Hello 2018!

For the first time last year, instead of making new year’s resolutions, I set some goals that I wanted to achieve during 2017. To be perfectly honest, I didn’t really check back on my goals very often. Most of my goals did centre around my career; making that full transition into design and my own personal side-projects. My number one goal was a pretty big deal for me so it wasn’t the kind of thing I’d need to remind myself of.

Last year was the first time I ever set myself goals for the year. Not only that, but I at the end of the year, I actually went and looked back on them. I felt as though I was realistic about my goals and not over-optimistic. This is something I want to continue doing each year.

There aren't enough hours in the day...

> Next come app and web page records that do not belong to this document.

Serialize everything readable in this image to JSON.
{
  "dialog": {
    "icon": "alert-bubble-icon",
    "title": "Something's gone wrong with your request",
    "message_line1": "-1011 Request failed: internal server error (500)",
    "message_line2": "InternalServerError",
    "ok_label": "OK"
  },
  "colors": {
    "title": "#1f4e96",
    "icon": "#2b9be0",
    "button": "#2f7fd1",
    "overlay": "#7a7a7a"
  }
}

Having taken an extended break over the Christmas period, I tried to get a head start on some of my goals for the new year.

I’ve recently come across a designer’s YouTube channel. I was really interested in one video about being more productive, and it got me thinking about how I can use my time more productively.

Most of my Monday to Friday is my full-time job and although I have flexitime, it pretty much always 9 to 5ish with almost an hour commute both ways. Most of the time outside that is spent with my wife and daughter. I believe strongly in having a good work/life balance and for me this works great.

Hello 2017!

Happy New Year! 2016 is already over. For me, it has been quite an eventful year and it came and went pretty quickly. I quit my old job and got a new one. I got my User Experience certification. I built and launched this site. I went on an awesome 720 mile road-trip down the coast of California with my wife and little girl, stopping off at some cool places. I had my first ever work trip to Barcelona, to do my first ever series of user research interviews, and we finished the year off with a great city break in Berlin.

As I look forward to 2017, these are the goals I want achieve.

Build-in Animations without JavaScript

I’m a big fan of Travis Neilson and his DevTips YouTube Channel. He comes across as a genuine, honest and all-round nice guy, and he shares some pretty useful tips and tutorials around design and front-end development.

Earlier in the week, I came across his video called Build-in Load Animation as part of his CSS Animation series. I was looking to do something similar on my photo gallery, just to add some visual interest.

If you watch the video, Travis begins with a ready-built image gallery, using the popular Masonry jQuery library to create a pinterest style layout. The way that he achieves the build-in animations is by using jQuery to loop around all the items in the gallery and add a class to it.

Creating an Apple tvOS Style App Icon

I got a new Apple TV for my birthday this year, after our old one kept annoyingly crashing right in the middle of the third season of Orange is the New Black. It’s got an all new UI and a touch sensitive remote.

In typical Apple fashion, apps are displayed in a grid, but unlike iOS, there are some very cool subtle effects as you navigate through the app grid. I was pretty sure that these effects were possible in CSS and supported in all modern browsers these days, so I gave it a go.

Building my photo gallery - the Jekyll way

I don’t have a lot of experience building sites using Jekyll. This is actually the first site I’ve built. So when I wanted to build a photo gallery, I had to try a couple of different ways of doing it to see what worked best (or you can skip straight to the code).

First, I tried using a Data File. This is, I suppose, Jekyll’s version of a database table. These files are stored in a root level folder called _data and can be written in a few different formats like CSV, JSON, and YAML. Since I’m new to Jekyll, and also to keep it consistent with other parts of Jekyll I opted to use YAML, calling it photos.yml. In this file, I used properties to hold values such as the location of both the thumbnail and full size photos, when and where I took the photo; the place name, and the latitude and longitude.

Goodbye Development, Hello Design?

This post has been sitting in the “drafts” folder of my site for a few weeks, as I’m still not 100% sure where I see myself in the future. Over the past year, I feel as though I have been going through a bit of transition in my career where I am becoming more focused on design. I am still however, still doing web development, mostly front-end. I love doing design, and I love doing front-end development, so I’d really like a design focussed role that still keeps an element of development.

At the end of last year, I gave my notice of resignation from my job as UI Team Lead. It was a really difficult decision. Throughout my career as a full stack web developer, the front-end design and development was always my favourite part of the job.

Welcome to garethlewis.io!

I have been searching for the right tool for creating my own personal website for a while. When you have a full time job, and young family, it’s not always easy to find the time to learn new things.

Way, way back, I decided to start building my own website. It was regular hand coded static HTML pages, styled with CSS. The whole site was pretty much pictures of my guitars, and some examples of graphic design (done badly). That’s it.

It was around this time that I started taking a keen interest in photography. At last, I found some content that I could put on my site.